Fear of the Dentist | Linden, NJ | Isaac Menasha, DDS
If you ask me to name something that is scary, I would start to list names of movie characters such as Jason, Freddy Kruger, Leatherhead…Usually horror movies come to mind. For some people, something scary can be a phobia such as arachnaphobia (fear of spiders) or acrophobia (fear of heights) or taphephobia (fear of losing your teeth).
Dental Phobia is a fear of dentists that prevents a person from going to the dentist at all. Dental anxiety is extremely common and it is estimated that 10% to 15% of Americans avoid seeing the dentist because of anxiety and fear. What is it about the mention of the word dentist that brings us to a paralyzing halt? Over the years, a lot of patients during our first conversation have told me “I hate you, not you personally, but the dentist”. I cannot take this personally or else I would never be practicing dentistry. What my patients are really telling me is that “I am scared” and “I don’t want you to hurt me”. At this point, the patient will recall the whole event as if it happened yesterday. They begin to tell their story and remember the name of the dentist who hurt them. Our memories throughout our lives have an emotional component attached to them. As is the case here, my patient is feeling the pain as she is describing her past experience. It is as real to her now as it was when it happened years ago.
On the other hand, we also experience pleasant feelings with our feel good memories. As we remember the good times in our lives such as a great vacation, the day when you were proposed to, your first child being born, holidays, birthdays… the list goes on, the positive emotional feelings are always felt when we recall these memories. Most of us make decisions based on our emotions and unfortunately for a lot of people, their fear and anxiety of experiencing pain deters them from either calling the dentist, making an appointment, maintaining consistent checkups or following through with recommeded necessary treatments.

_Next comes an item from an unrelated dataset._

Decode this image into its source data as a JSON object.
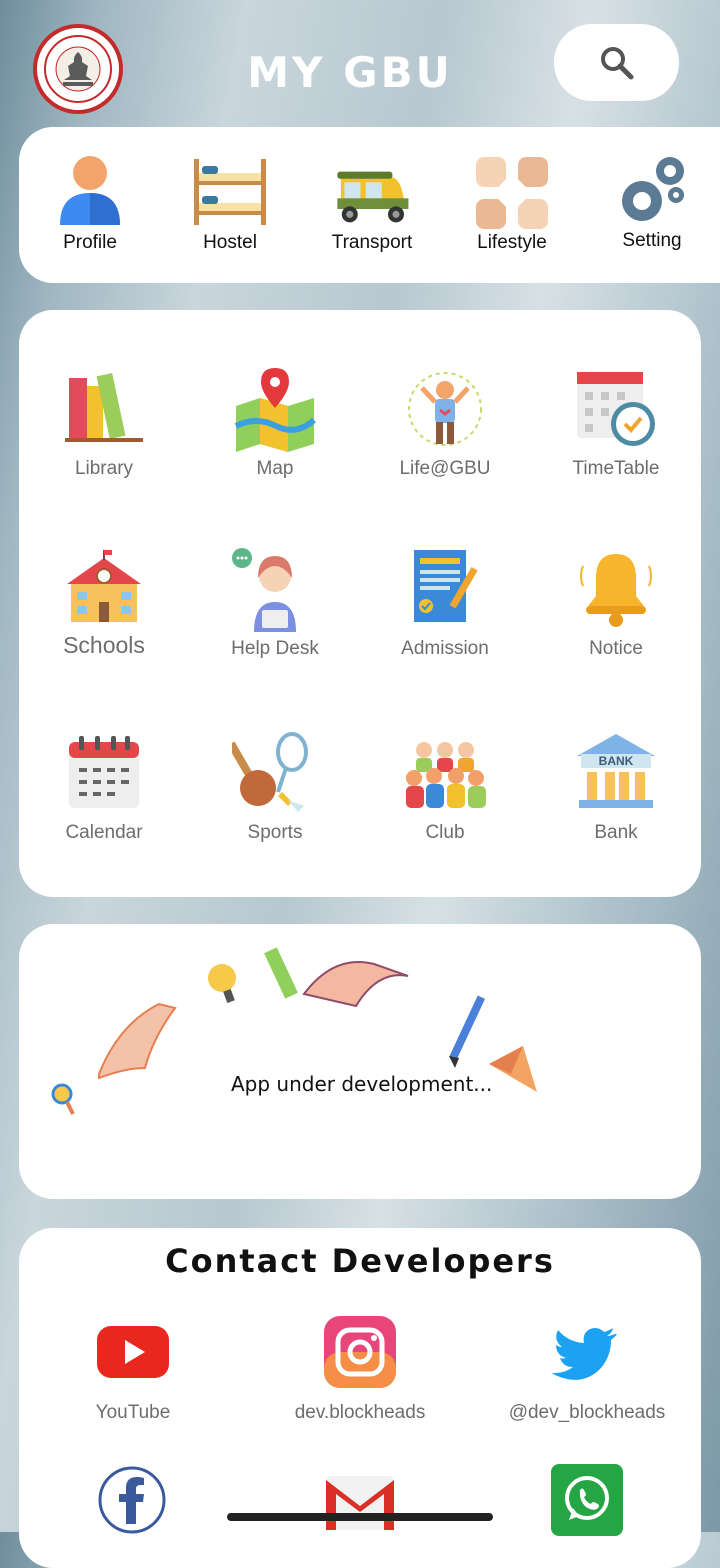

In the dental office, our fear and anxiety are heightened by our other senses such as hearing the sound of the drill, the sound of the scraping of the teeth while getting a cleaning, the sight of pointy instruments, the smell of some of the dental supplies as well as the touch of a professionals fingers in your mouth. When we meet someone for the first time, we make sure that we maintain a certain distance between ourselves and the person we are talking to. It is our invisible barrier that we do not want that person to cross and make us feel uncomfortable. Unfortunately when you visit the dentist for the first time, fear and anxiety can be elevated because the invisible barrier that you come to rely on when first meeting someone is no longer there. The dentist has to “invade” your personal safety zone in order to check your mouth and teeth. There are other professions that invade your personal space such as a visiting your primary doctor for a physical, seeing a gastroenterologist and seeing a urologist. We feel uncomfortable when we have to make these appointments and we don’t like to feel this way.
From the first step into our office, you are filled with smells of apple and cinnamon, a calming relaxing smell. To most people, the smell of desert, especially apple pie brings feelings of comfort. We don’t want our office to smell like a typical dental office, we want it to smell like something that brings about good memories and the good emotions attached with it. Our dental chairs are in rooms that have a tropical smell that you can associate with visiting the carribean. We also have televisions in each of our operatories for the patient to help them feel comfortable and keep their minds off the procedures. We offer Nitrous Oxide Gas as an option to help you feel more relaxed at your visit. We use topical anesthetic prior to the injection to make the procedure as painless as possible. We listen your concerns and do our best to make you feel as comfortable as possible.
It is time for Dentistry to be a pleasant experience and give people in the community an opportunity to start coming back to the dentist. It is time to stop neglecting your oral health. In my experience, common symptoms that develop by avoiding the dentist are bleeding gums, cavities, bone loss, loose teeth, broken teeth and gum disease. Some of these conditions elicit pain and the patient will wait until they cannot tolerate it anymore before rounding up the courage to call any dentist who will see them as soon as possible. They come to the dentist to help them out of pain (usually an extraction), and then disappear until the next dental crisis arises. Paralyzing fear will keep these patients away until they are forced to call the dentist again. It does not have to be this way. During the visit as I described above in our office, there are certain aspects of the dental visit that the dentist can control to make you feel more comfortable. We have patients in our office who like to bring music and wear headphones to help them tune out the sounds of the office that elevate their anxiety. I encourage my patients to bring anything that may help them to have a positive experience in our office.
We cannot expect the anxiety and fear to completely go away, but if we listen to you and work with you to make your visit as comfortable as possible, then we can manageyour fears and anxieties and lessen your discomfort in our office. Hopefully, we will be on the right track to help you overcome some of the barriers which are preventing you from attaining an optimal level of oral health.